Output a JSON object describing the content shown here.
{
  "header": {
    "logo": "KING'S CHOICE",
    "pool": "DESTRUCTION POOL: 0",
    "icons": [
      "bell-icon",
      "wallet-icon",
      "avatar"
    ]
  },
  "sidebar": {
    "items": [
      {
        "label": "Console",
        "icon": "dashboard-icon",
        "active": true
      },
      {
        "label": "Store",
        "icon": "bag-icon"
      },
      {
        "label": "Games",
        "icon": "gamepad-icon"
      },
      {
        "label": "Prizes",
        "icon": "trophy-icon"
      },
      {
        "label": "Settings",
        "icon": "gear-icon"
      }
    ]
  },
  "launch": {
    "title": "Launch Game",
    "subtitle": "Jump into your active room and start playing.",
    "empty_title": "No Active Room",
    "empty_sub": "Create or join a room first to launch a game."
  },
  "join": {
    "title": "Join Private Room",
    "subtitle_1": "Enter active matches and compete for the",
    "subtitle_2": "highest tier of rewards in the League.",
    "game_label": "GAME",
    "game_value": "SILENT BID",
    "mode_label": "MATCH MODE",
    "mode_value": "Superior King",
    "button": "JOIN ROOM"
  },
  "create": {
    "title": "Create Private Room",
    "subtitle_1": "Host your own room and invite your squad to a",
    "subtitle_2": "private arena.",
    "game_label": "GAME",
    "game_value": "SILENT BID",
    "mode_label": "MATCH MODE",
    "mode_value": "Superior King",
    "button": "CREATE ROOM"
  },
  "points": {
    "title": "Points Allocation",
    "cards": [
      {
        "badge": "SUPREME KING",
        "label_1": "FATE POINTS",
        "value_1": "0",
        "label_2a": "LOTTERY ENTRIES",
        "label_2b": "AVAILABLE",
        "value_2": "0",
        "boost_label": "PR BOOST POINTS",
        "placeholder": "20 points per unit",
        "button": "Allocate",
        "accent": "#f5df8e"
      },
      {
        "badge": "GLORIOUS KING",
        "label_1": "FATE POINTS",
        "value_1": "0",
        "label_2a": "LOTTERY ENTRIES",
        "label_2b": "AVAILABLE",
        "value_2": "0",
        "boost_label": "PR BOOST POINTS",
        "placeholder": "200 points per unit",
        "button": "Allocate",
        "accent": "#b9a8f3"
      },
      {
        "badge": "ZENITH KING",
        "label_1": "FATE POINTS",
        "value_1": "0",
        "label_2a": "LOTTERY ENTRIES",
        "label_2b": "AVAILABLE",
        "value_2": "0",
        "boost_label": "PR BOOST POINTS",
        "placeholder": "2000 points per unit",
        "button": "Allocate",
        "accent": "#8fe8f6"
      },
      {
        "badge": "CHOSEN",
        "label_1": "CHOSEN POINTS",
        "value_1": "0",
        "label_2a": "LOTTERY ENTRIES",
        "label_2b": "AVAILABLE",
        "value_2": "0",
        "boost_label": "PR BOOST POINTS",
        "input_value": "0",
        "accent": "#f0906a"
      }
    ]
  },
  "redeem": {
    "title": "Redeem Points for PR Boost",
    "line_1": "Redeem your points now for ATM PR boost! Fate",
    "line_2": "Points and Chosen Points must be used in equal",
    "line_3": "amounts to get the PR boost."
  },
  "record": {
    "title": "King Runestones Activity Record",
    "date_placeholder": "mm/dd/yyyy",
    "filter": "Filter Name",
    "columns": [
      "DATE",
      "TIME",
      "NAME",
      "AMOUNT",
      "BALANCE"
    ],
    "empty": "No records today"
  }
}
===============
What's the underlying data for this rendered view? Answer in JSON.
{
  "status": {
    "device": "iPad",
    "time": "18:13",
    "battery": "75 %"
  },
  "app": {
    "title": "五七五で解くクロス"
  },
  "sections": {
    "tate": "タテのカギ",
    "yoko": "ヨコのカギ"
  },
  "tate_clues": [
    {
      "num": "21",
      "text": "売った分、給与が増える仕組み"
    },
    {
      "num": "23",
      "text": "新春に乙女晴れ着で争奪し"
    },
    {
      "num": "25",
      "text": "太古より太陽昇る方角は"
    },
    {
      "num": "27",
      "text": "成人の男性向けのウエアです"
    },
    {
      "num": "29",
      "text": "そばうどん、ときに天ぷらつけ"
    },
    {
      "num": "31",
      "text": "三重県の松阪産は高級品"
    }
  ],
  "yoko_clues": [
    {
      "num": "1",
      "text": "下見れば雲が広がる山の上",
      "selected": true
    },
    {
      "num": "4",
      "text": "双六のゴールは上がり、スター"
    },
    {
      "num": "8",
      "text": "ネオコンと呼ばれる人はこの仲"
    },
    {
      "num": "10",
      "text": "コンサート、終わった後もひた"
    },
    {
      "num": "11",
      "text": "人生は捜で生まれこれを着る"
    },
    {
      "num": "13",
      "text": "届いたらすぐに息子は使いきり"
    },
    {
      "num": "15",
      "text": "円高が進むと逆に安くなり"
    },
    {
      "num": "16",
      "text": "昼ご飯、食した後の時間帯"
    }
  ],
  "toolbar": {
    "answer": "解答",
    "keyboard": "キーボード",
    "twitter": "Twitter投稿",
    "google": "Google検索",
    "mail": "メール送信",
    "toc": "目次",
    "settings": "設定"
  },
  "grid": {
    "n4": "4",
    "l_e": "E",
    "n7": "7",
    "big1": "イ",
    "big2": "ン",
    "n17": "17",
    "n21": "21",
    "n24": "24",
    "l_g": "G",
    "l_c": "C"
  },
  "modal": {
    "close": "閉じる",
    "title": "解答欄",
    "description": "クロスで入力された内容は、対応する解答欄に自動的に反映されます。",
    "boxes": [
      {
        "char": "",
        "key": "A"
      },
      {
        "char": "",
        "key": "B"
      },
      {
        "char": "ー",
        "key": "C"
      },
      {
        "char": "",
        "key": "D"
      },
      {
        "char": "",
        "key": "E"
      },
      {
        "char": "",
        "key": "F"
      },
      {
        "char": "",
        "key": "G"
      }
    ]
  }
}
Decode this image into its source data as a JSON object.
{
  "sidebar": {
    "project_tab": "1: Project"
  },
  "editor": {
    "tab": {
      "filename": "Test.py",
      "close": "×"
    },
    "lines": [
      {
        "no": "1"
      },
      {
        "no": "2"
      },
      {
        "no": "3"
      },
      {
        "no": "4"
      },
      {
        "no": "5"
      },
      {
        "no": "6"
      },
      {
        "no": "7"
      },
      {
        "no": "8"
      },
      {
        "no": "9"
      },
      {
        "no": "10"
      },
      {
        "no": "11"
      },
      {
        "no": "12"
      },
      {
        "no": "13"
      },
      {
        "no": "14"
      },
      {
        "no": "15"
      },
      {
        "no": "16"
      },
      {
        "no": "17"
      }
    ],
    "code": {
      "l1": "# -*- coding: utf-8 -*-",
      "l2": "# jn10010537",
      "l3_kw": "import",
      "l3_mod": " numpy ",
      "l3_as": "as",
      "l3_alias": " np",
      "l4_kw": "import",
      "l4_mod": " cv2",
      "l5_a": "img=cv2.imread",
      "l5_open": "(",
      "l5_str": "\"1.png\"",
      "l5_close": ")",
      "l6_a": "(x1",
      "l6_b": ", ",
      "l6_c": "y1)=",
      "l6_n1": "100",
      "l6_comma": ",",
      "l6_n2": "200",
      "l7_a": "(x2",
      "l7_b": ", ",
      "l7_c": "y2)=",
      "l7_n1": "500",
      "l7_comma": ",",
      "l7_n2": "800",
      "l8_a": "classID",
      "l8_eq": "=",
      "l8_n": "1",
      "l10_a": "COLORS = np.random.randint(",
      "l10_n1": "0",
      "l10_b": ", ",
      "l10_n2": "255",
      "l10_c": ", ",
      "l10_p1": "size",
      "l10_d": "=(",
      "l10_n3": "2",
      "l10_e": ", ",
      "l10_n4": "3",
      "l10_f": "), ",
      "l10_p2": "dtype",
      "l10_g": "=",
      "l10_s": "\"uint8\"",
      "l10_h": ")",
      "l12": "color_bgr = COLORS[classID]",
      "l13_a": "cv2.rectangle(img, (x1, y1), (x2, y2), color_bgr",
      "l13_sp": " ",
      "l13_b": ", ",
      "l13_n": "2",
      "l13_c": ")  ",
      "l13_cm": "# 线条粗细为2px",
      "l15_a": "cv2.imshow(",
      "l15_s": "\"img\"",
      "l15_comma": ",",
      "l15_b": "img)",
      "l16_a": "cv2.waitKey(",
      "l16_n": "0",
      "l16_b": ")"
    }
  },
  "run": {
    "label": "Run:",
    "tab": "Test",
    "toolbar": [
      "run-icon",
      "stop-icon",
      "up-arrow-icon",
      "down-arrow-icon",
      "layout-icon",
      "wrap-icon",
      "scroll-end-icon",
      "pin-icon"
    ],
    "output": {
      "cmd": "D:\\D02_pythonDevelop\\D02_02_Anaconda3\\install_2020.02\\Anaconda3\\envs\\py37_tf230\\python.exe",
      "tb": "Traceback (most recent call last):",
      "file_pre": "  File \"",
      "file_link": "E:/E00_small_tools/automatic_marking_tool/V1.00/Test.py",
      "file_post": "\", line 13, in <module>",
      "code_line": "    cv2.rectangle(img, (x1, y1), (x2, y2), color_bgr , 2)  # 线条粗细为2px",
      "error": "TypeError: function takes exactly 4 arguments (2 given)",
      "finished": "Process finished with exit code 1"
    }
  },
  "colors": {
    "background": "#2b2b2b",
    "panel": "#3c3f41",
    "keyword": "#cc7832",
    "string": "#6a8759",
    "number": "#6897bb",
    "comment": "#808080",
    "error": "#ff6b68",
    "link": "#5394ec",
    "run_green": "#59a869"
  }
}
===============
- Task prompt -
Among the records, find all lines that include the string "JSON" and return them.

- Finished exercise -
Output a JSON object describing the content shown here.
What's the underlying data for this rendered view? Answer in JSON.
Decode this image into its source data as a JSON object.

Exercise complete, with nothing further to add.